╭─ Data
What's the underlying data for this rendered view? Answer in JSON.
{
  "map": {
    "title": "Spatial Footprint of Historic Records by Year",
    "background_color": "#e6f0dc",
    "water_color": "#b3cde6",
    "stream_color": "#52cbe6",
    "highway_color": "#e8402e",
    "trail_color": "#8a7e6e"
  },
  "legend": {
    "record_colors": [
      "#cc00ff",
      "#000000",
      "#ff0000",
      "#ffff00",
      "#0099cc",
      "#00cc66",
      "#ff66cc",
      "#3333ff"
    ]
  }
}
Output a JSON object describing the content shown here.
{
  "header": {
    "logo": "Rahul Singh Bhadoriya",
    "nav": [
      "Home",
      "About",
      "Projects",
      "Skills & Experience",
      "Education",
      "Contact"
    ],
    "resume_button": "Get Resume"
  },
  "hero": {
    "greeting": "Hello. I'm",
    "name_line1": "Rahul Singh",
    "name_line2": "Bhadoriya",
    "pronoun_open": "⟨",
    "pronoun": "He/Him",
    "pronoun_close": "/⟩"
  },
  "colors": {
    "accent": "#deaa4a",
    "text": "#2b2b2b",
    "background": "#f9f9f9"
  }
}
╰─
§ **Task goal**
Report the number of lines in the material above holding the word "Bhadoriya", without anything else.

§ **Expected answer**
2